- [Task statement] The expected result is the full listing, retyped exactly, without a single picture.

[[ Data records, beginning ]]

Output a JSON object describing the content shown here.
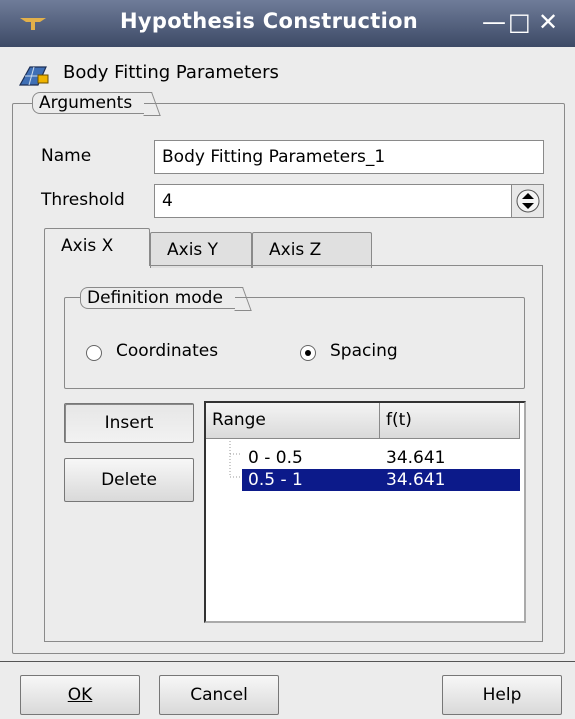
{
  "window": {
    "title": "Hypothesis Construction",
    "minimize_glyph": "—",
    "maximize_glyph": "□",
    "close_glyph": "✕"
  },
  "header": {
    "label": "Body Fitting Parameters",
    "icon": "mesh-hypothesis-icon"
  },
  "arguments": {
    "group_label": "Arguments",
    "name_label": "Name",
    "name_value": "Body Fitting Parameters_1",
    "threshold_label": "Threshold",
    "threshold_value": "4"
  },
  "tabs": [
    {
      "label": "Axis X",
      "active": true
    },
    {
      "label": "Axis Y",
      "active": false
    },
    {
      "label": "Axis Z",
      "active": false
    }
  ],
  "definition_mode": {
    "group_label": "Definition mode",
    "options": [
      {
        "label": "Coordinates",
        "selected": false
      },
      {
        "label": "Spacing",
        "selected": true
      }
    ]
  },
  "actions": {
    "insert": "Insert",
    "delete": "Delete"
  },
  "table": {
    "columns": [
      "Range",
      "f(t)"
    ],
    "rows": [
      {
        "range": "0 - 0.5",
        "ft": "34.641",
        "selected": false
      },
      {
        "range": "0.5 - 1",
        "ft": "34.641",
        "selected": true
      }
    ]
  },
  "footer": {
    "ok": "OK",
    "cancel": "Cancel",
    "help": "Help"
  },
  "colors": {
    "selection": "#0c1a8a",
    "titlebar": "#4a5775"
  }
}
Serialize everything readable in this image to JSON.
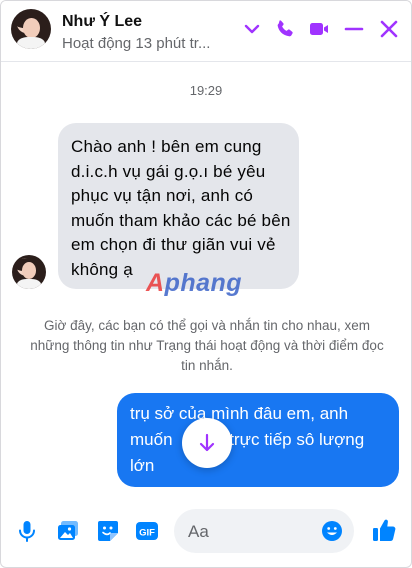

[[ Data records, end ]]

- [Output]
Output a JSON object describing the content shown here.
{
  "window": {
    "title": "Hypothesis Construction",
    "minimize_glyph": "—",
    "maximize_glyph": "□",
    "close_glyph": "✕"
  },
  "header": {
    "label": "Body Fitting Parameters",
    "icon": "mesh-hypothesis-icon"
  },
  "arguments": {
    "group_label": "Arguments",
    "name_label": "Name",
    "name_value": "Body Fitting Parameters_1",
    "threshold_label": "Threshold",
    "threshold_value": "4"
  },
  "tabs": [
    {
      "label": "Axis X",
      "active": true
    },
    {
      "label": "Axis Y",
      "active": false
    },
    {
      "label": "Axis Z",
      "active": false
    }
  ],
  "definition_mode": {
    "group_label": "Definition mode",
    "options": [
      {
        "label": "Coordinates",
        "selected": false
      },
      {
        "label": "Spacing",
        "selected": true
      }
    ]
  },
  "actions": {
    "insert": "Insert",
    "delete": "Delete"
  },
  "table": {
    "columns": [
      "Range",
      "f(t)"
    ],
    "rows": [
      {
        "range": "0 - 0.5",
        "ft": "34.641",
        "selected": false
      },
      {
        "range": "0.5 - 1",
        "ft": "34.641",
        "selected": true
      }
    ]
  },
  "footer": {
    "ok": "OK",
    "cancel": "Cancel",
    "help": "Help"
  },
  "colors": {
    "selection": "#0c1a8a",
    "titlebar": "#4a5775"
  }
}
Serialize everything readable in this image to JSON.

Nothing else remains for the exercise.